What is required
Wherever a line holds the word "reads", copy that line from the data.

Page and application data records
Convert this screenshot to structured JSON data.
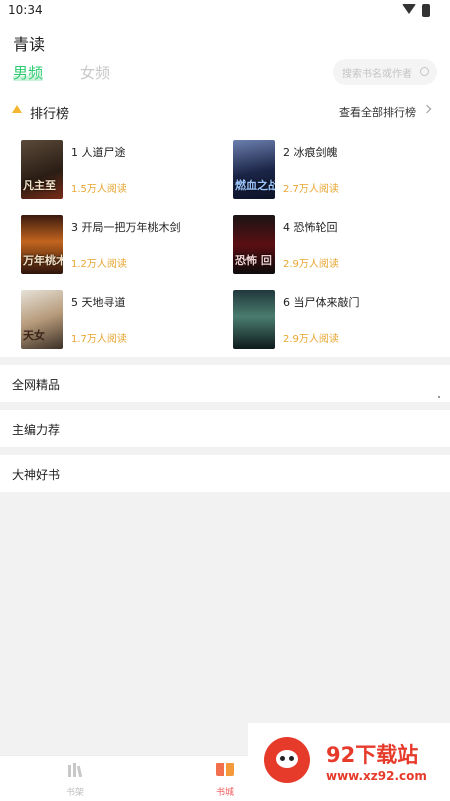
{
  "status_bar": {
    "time": "10:34",
    "icons": [
      "wifi-icon",
      "battery-icon"
    ]
  },
  "app": {
    "title": "青读"
  },
  "tabs": [
    {
      "label": "男频",
      "active": true
    },
    {
      "label": "女频",
      "active": false
    }
  ],
  "search": {
    "placeholder": "搜索书名或作者",
    "icon": "search-icon"
  },
  "ranking": {
    "title": "排行榜",
    "view_all": "查看全部排行榜",
    "books": [
      {
        "rank_title": "1 人道尸途",
        "reads": "1.5万人阅读",
        "cover_text": "凡主至"
      },
      {
        "rank_title": "2 冰痕剑魄",
        "reads": "2.7万人阅读",
        "cover_text": "燃血之战帝"
      },
      {
        "rank_title": "3 开局一把万年桃木剑",
        "reads": "1.2万人阅读",
        "cover_text": "万年桃木剑"
      },
      {
        "rank_title": "4 恐怖轮回",
        "reads": "2.9万人阅读",
        "cover_text": "恐怖 回"
      },
      {
        "rank_title": "5 天地寻道",
        "reads": "1.7万人阅读",
        "cover_text": "天女"
      },
      {
        "rank_title": "6 当尸体来敲门",
        "reads": "2.9万人阅读",
        "cover_text": ""
      }
    ]
  },
  "sections": [
    {
      "title": "全网精品"
    },
    {
      "title": "主编力荐"
    },
    {
      "title": "大神好书"
    }
  ],
  "bottom_nav": [
    {
      "label": "书架",
      "icon": "bookshelf-icon",
      "active": false
    },
    {
      "label": "书城",
      "icon": "book-store-icon",
      "active": true
    }
  ],
  "watermark": {
    "title": "92下载站",
    "url": "www.xz92.com"
  },
  "colors": {
    "accent": "#2ecc71",
    "reads": "#e7a52f",
    "nav_active": "#f05a5a"
  }
}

Finished task
        "reads": "1.5万人阅读",
        "reads": "2.7万人阅读",
        "reads": "1.2万人阅读",
        "reads": "2.9万人阅读",
        "reads": "1.7万人阅读",
        "reads": "2.9万人阅读",
    "reads": "#e7a52f",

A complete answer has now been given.